I was home doing a fairly dull project, so I checked what was posted.
Apparently, many of this woman's friends had met the dreaded "bully mother," and they all had something to say about her. They chimed in to commiserate, to offer strategy on how to handle the bullying mom, and to speculate on the pathology that develops when small minds get drunk on a bit of power. (I thought, drunk? power? on a child's soccer team?)
One of the comments was "it's amazing--people get into a position to twist arms and they turn into a Fox News host."
I hate Fox News hosts. But I have often asked people to help organize children’s soccer teams.
Then a dad, I think, said, "I just smile at them. I love to watch when they twist themselves up into knots," and the originator said, "OK, I'll smile, but that was not my first instinct." (I thought, yes, we know, your first instinct was to whine on Facebook.)
Another said "I just say 'I'll try to be there,” and another: "Just tell them this is your year of NO." Every so often they re-iterated how annoying these ‘bully moms’ are.
These parents, who may or may not show up and feel threatened by a strongly worded request for help NEVER let their children run around and play unsupervised. If these parents just chased the kids out of the house and said "go out and run around and don't come back till your cheeks are rosy," these children would not need to sign up for organized sports to get some exercise. Then the need for bullying moms would vanish.

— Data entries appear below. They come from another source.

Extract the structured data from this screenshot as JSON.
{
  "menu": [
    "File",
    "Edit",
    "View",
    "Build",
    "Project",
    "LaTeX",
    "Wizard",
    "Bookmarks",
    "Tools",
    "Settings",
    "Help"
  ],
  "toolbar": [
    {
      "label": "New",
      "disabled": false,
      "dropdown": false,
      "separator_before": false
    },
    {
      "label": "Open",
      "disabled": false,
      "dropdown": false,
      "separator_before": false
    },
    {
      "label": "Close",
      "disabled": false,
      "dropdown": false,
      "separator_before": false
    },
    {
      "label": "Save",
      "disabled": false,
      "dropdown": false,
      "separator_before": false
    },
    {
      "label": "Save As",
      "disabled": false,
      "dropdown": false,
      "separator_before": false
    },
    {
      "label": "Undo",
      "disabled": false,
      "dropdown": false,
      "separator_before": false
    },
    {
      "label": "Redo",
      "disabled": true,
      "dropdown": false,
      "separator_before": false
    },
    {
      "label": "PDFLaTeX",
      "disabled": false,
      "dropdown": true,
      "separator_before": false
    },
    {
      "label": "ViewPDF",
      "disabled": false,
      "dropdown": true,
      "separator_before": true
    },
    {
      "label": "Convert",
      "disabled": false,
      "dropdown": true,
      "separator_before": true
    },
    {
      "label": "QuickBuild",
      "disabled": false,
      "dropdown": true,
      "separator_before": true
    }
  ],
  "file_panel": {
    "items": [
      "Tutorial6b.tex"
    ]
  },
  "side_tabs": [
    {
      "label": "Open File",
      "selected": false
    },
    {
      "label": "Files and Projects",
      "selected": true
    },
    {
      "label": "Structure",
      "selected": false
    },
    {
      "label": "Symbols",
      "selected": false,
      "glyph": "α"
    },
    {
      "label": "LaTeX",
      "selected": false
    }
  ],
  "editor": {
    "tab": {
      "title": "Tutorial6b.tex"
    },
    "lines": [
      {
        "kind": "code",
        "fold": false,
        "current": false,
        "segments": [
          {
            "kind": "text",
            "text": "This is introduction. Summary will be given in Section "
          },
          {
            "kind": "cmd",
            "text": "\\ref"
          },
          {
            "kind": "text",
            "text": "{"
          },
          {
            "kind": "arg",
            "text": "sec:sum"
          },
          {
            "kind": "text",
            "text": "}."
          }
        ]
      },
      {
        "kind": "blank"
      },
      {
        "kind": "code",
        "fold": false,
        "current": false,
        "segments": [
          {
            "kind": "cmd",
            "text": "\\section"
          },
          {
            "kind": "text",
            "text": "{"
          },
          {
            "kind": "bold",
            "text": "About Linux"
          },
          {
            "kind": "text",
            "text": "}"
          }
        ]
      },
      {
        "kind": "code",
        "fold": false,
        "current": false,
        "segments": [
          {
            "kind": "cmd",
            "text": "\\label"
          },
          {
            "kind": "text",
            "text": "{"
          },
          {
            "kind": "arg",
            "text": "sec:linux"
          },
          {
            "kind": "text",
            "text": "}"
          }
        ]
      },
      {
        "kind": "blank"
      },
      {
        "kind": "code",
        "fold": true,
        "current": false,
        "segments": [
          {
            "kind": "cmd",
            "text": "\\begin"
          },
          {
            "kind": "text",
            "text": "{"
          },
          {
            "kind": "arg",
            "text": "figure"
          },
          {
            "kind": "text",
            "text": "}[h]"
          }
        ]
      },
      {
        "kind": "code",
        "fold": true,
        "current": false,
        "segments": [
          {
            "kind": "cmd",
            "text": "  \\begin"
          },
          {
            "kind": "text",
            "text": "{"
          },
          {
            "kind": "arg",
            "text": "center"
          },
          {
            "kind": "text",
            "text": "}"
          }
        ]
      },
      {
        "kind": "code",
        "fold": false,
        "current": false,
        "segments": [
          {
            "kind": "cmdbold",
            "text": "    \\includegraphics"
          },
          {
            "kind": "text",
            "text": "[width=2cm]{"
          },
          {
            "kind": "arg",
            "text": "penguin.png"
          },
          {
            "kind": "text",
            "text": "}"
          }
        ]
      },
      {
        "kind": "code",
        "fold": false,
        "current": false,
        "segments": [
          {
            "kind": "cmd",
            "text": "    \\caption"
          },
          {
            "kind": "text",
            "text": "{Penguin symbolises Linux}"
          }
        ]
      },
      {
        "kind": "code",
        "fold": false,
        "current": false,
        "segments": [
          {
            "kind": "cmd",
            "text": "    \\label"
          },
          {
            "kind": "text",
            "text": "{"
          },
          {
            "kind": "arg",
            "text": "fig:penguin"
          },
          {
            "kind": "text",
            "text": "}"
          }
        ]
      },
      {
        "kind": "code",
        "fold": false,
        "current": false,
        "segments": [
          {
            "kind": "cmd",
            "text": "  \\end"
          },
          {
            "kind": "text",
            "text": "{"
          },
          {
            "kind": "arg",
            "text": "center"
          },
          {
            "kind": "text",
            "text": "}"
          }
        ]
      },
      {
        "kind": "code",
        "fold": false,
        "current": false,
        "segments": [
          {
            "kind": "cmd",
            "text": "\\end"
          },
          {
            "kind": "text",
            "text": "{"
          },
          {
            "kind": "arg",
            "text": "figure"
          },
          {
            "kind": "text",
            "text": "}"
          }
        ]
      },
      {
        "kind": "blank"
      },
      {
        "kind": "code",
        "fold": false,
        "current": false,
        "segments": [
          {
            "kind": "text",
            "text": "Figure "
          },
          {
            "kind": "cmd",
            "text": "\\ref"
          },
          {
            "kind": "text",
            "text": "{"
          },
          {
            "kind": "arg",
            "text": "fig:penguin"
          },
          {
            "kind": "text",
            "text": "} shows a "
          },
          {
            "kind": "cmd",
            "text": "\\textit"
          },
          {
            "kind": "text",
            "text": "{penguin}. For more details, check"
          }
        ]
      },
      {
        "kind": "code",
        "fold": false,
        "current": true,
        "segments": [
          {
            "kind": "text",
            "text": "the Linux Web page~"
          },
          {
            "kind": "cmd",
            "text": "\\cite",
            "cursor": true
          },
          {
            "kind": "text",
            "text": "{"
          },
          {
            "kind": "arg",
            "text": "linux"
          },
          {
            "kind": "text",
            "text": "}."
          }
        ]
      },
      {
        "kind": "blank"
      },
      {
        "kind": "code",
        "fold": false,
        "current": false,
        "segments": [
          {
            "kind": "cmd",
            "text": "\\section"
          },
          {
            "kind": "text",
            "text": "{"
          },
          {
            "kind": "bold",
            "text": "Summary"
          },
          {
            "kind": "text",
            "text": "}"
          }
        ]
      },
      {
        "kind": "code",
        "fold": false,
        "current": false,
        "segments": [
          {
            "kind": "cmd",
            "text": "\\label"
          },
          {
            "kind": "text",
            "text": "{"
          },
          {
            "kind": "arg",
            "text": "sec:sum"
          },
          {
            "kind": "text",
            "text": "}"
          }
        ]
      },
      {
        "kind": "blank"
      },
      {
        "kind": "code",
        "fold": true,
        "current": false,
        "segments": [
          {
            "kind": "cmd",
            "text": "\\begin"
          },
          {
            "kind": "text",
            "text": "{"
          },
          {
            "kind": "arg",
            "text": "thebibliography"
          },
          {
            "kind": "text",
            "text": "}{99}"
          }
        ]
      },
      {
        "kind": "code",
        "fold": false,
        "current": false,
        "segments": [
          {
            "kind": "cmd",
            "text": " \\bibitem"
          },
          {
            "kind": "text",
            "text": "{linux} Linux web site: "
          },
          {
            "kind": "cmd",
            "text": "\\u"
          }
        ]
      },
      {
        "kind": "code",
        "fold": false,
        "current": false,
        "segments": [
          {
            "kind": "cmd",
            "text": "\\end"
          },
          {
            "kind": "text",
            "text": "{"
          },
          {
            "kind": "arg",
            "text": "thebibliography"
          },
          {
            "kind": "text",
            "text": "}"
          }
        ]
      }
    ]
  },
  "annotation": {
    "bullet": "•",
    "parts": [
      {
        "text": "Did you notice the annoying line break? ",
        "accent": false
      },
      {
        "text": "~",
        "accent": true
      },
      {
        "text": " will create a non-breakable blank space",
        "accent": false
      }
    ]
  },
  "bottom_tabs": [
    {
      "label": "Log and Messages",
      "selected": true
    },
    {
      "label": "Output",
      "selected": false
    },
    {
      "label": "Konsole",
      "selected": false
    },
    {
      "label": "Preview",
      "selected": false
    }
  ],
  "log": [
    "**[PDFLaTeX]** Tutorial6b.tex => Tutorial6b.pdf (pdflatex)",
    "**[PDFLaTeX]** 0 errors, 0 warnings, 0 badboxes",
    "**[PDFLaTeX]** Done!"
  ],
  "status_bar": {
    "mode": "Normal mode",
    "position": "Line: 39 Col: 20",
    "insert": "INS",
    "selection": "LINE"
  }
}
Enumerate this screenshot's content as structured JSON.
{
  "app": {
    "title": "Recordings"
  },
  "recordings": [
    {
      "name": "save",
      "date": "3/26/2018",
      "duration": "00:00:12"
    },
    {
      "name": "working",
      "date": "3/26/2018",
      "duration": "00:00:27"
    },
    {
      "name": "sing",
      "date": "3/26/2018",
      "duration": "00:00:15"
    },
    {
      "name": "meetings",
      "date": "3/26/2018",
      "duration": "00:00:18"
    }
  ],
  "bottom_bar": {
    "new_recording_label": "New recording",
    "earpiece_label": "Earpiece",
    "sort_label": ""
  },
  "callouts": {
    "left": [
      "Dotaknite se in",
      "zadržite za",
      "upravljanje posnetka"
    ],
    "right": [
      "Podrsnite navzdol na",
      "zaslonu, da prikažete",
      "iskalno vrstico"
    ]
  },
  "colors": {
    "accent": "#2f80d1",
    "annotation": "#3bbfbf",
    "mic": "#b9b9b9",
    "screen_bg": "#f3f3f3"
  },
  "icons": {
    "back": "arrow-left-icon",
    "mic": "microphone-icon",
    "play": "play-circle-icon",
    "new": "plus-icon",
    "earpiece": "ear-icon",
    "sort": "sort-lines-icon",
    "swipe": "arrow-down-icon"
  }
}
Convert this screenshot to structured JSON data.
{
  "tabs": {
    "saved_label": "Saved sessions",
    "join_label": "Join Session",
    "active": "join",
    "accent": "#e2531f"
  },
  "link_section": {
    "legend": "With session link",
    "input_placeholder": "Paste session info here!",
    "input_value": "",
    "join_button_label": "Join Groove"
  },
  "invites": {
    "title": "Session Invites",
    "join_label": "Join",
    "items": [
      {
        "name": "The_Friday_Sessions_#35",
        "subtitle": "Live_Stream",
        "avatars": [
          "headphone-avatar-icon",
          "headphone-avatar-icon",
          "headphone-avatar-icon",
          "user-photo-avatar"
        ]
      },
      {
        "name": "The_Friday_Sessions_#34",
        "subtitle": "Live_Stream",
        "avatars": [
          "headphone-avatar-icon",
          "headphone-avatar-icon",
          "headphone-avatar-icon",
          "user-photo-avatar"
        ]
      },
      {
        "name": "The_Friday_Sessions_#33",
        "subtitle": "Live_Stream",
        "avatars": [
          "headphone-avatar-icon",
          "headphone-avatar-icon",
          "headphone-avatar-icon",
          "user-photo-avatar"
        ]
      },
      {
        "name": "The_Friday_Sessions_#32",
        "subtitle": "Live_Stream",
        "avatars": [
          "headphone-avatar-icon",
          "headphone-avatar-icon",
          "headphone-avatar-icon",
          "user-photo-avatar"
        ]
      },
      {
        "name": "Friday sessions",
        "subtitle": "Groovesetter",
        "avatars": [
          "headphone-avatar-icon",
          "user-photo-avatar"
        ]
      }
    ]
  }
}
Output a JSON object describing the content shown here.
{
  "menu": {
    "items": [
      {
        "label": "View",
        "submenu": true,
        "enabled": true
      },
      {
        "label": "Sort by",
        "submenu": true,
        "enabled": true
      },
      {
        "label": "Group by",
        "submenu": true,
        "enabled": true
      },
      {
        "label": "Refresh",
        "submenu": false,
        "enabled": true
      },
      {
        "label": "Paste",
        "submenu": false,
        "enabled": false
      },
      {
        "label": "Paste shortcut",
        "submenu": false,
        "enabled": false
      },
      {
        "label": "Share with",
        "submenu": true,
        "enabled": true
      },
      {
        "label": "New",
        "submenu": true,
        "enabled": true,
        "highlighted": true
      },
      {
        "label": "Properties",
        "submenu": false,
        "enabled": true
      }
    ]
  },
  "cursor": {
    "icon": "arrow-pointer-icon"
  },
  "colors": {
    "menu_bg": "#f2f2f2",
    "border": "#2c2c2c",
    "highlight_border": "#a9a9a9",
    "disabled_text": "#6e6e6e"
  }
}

So I chimed in and I said as much. “Maybe this mom was just desperate for help and did not feel like chasing everyone around to get it,” I said “If she is a volunteer herself, maybe you should give her a break.”
Why in heck did I even care what these people said? I did know many of them casually, but not all.
When the thread opened with a mean label about a mom who did what I did for so many years—run an AYSO soccer team I felt I had to stick up for my 'tribe.'
I was so eager to see what happened with my post and the thread of comments that when I went to the store, I had my phone in my hand but I forgot my purse in the car.
I have volunteered for so much work that simply did not need to happen when I was a child, work that involved snacks, snot, and supervision. I did not believe all of it was needed but it was voted on by a group, that I have an antipathy to—I'll say it—the 'whiny moms' or the working moms who want their own children to be in organized things but just can’t make time to do the work.
Then it changed again, to a discussion of what is better, a mom that is openly aggressive or a mom that just sniffs and talks about you behind your back.
“Oh, yes,” I posted. “The Whisper Moms.”
And I got "unfriended."